Gracie Barra Bristol, (BJJ), Can Sönmez, Bristol, UK - 27/10/2011
Last time, I talked about the two main ways of maintaining the mount, which are low mount with grapevines, along with high mount, walking your knees up into their armpits, squeezing your legs into their sides. However, as with all the other dominant positions in BJJ, sometimes you'll find your opponent is about to escape. Rather than lose the position, there are several transitions in mount that mean you can retain control.
The most common is probably technical mount, sometimes referred to as seated mount. I mentioned this briefly in my previous lesson, but I wanted to spend more time on it tonight. If they turn under your mount, turn with them, so that you're facing in the same direction as their head. They will end up facing away from you, balanced on their side. As you turn to follow them, lead that turning motion with your knee, sliding it along their back. The other knee comes off the floor, meaning that you can now jam the heel of that raised leg into their hip. This is key: if you leave any space, you're vulnerable to their escape.

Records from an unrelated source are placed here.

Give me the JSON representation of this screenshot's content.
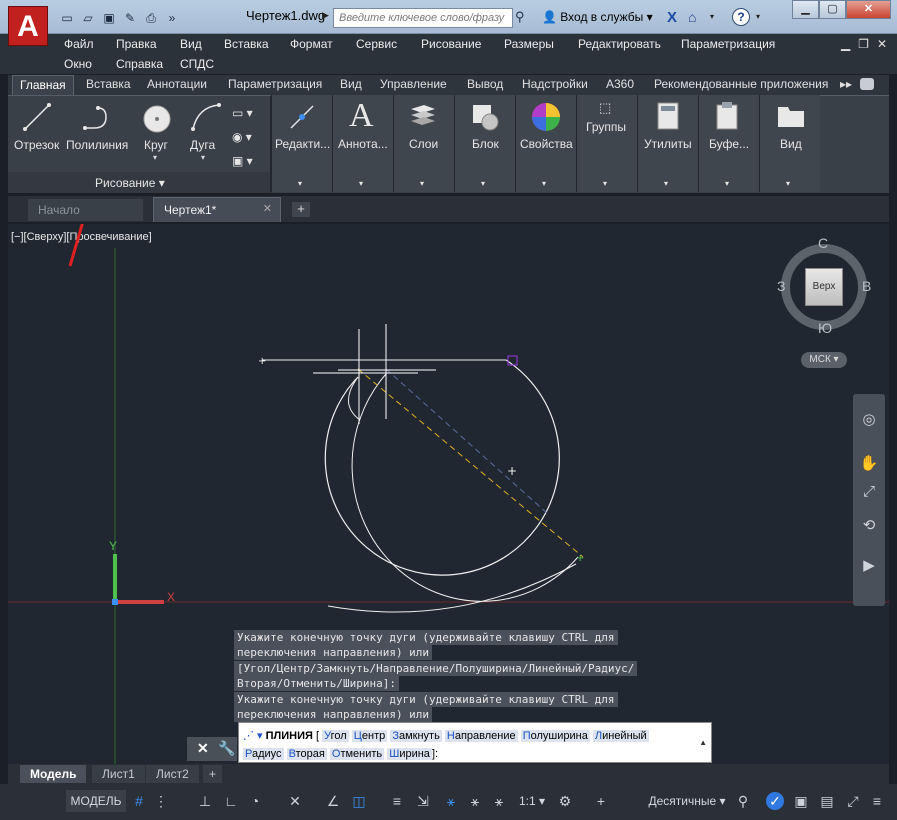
{
  "app": {
    "logo_letter": "A",
    "doc_title": "Чертеж1.dwg"
  },
  "titlebar": {
    "search_placeholder": "Введите ключевое слово/фразу",
    "login_label": "Вход в службы",
    "help_label": "?"
  },
  "menubar": {
    "row1": [
      "Файл",
      "Правка",
      "Вид",
      "Вставка",
      "Формат",
      "Сервис",
      "Рисование",
      "Размеры",
      "Редактировать",
      "Параметризация"
    ],
    "row2": [
      "Окно",
      "Справка",
      "СПДС"
    ]
  },
  "ribbon_tabs": [
    "Главная",
    "Вставка",
    "Аннотации",
    "Параметризация",
    "Вид",
    "Управление",
    "Вывод",
    "Надстройки",
    "A360",
    "Рекомендованные приложения"
  ],
  "ribbon": {
    "draw": {
      "line": "Отрезок",
      "polyline": "Полилиния",
      "circle": "Круг",
      "arc": "Дуга",
      "panel_title": "Рисование"
    },
    "panels": [
      "Редакти...",
      "Аннота...",
      "Слои",
      "Блок",
      "Свойства",
      "Группы",
      "Утилиты",
      "Буфе...",
      "Вид"
    ]
  },
  "file_tabs": {
    "start": "Начало",
    "drawing": "Чертеж1*",
    "close": "✕",
    "add": "+"
  },
  "viewport": {
    "label": "[−][Сверху][Просвечивание]"
  },
  "viewcube": {
    "top": "Верх",
    "north": "С",
    "south": "Ю",
    "west": "З",
    "east": "В",
    "wcs": "МСК"
  },
  "command_history": [
    "Укажите конечную точку дуги (удерживайте клавишу CTRL для",
    "переключения направления) или",
    "[Угол/Центр/Замкнуть/Направление/Полуширина/Линейный/Радиус/",
    "Вторая/Отменить/Ширина]:",
    "Укажите конечную точку дуги (удерживайте клавишу CTRL для",
    "переключения направления) или"
  ],
  "command_line": {
    "prefix": "ПЛИНИЯ",
    "bracket_open": "[",
    "bracket_close": "]:",
    "options": [
      {
        "key": "У",
        "rest": "гол"
      },
      {
        "key": "Ц",
        "rest": "ентр"
      },
      {
        "key": "З",
        "rest": "амкнуть"
      },
      {
        "key": "Н",
        "rest": "аправление"
      },
      {
        "key": "П",
        "rest": "олуширина"
      },
      {
        "key": "Л",
        "rest": "инейный"
      },
      {
        "key": "Р",
        "rest": "адиус"
      },
      {
        "key": "В",
        "rest": "торая"
      },
      {
        "key": "О",
        "rest": "тменить"
      },
      {
        "key": "Ш",
        "rest": "ирина"
      }
    ]
  },
  "layout_tabs": [
    "Модель",
    "Лист1",
    "Лист2"
  ],
  "statusbar": {
    "model": "МОДЕЛЬ",
    "scale": "1:1",
    "units": "Десятичные"
  },
  "colors": {
    "accent": "#3c8ef0",
    "canvas": "#212730",
    "annotation_arrow": "#e02020"
  }
}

I tend to have the foot of the leg by their back tucked close to them, to cut off space. However, that may not provide as good a base compared to angling the foot away slightly, should they try to shove you in that direction. Lean into their shoulder with your upper body, to further help stabilise the position and remove any gaps. From there, I like to reach through with my lower hand and grab their collar, ready to initiate some choke attempts.
If you can get a decent grip on their upper body, then you can also apply some lessons we learned about other positions. For example, a while ago I showed one of Andre Galvao's methods for keeping the back. If you look at that technique, you'll see that certain stages are quite similar to the technical mount. So, if from reason the foot you have by their hip is slipping and they try to catch it in half guard, try sliding your other knee right to their head and rolling them to the other side. Due to their half guard attempt, they've already given you one hook, so you just need to insert the other.
It is also worth keeping in mind that you can of course switch back to full mount. That may present itself if they turn towards you from technical mount. By doing that, they're basically putting themselves back underneath full mount: you just have to adjust your leg positioning slightly. Always try to stay fluid, rather than locking yourself stiffly into one position.
A more secure way to go to the back from mount is to use a gift wrap, which you'll also see called twisting arm control. If they have an elbow exposed (e.g., they might be reaching over to grab their own collar, in an attempt to protect their neck), you can push into that with your chest, to shove their hand down next to the side of their neck. If you then reach under their head with your arm and grasp their wrist, you can pull it tight.
Use that grip on their wrist to turn them on their side, switching your legs to the technical mount position. Drop backwards, pulling them along with you using that gift wrap grip. The first hook is simple, as you already had that foot by their hip, so it is in position. For the second hook, your knee that was by their back slides into position, as you are pulling them past it.
Another option is to switch into s-mount, which is often the precursor to an armbar (which I'll cover next week). From full mount, slide one knee up towards their head. Your other knee is going to drive into their far arm. Once you have their arm roughly at the level of their chest, swing the lower part of your far leg: your foot should point towards their head, with the rest of the leg curled around their armpit. It is important you keep this tight.
You should now be turned towards their far side, sitting back on your near side heel. To further tighten up the position, you can reaching under their head and grabbing your far ankle, pulling it towards their near side. Stephan Kesting recommends you slightly raise the knee that is by their head off the floor, to put additional pressure into their diaphragm. A final tip on s-mount, this time from Aesopian (fill out his gi survey if you haven't already), is to hook their far leg with your free arm, to diminish the power of their bridge. He also tends to drive his near side knee a bit further, so that it slides under their head.
BJJGrrl: BJJ for Women
jnp's Grappling Principles
27 October 2011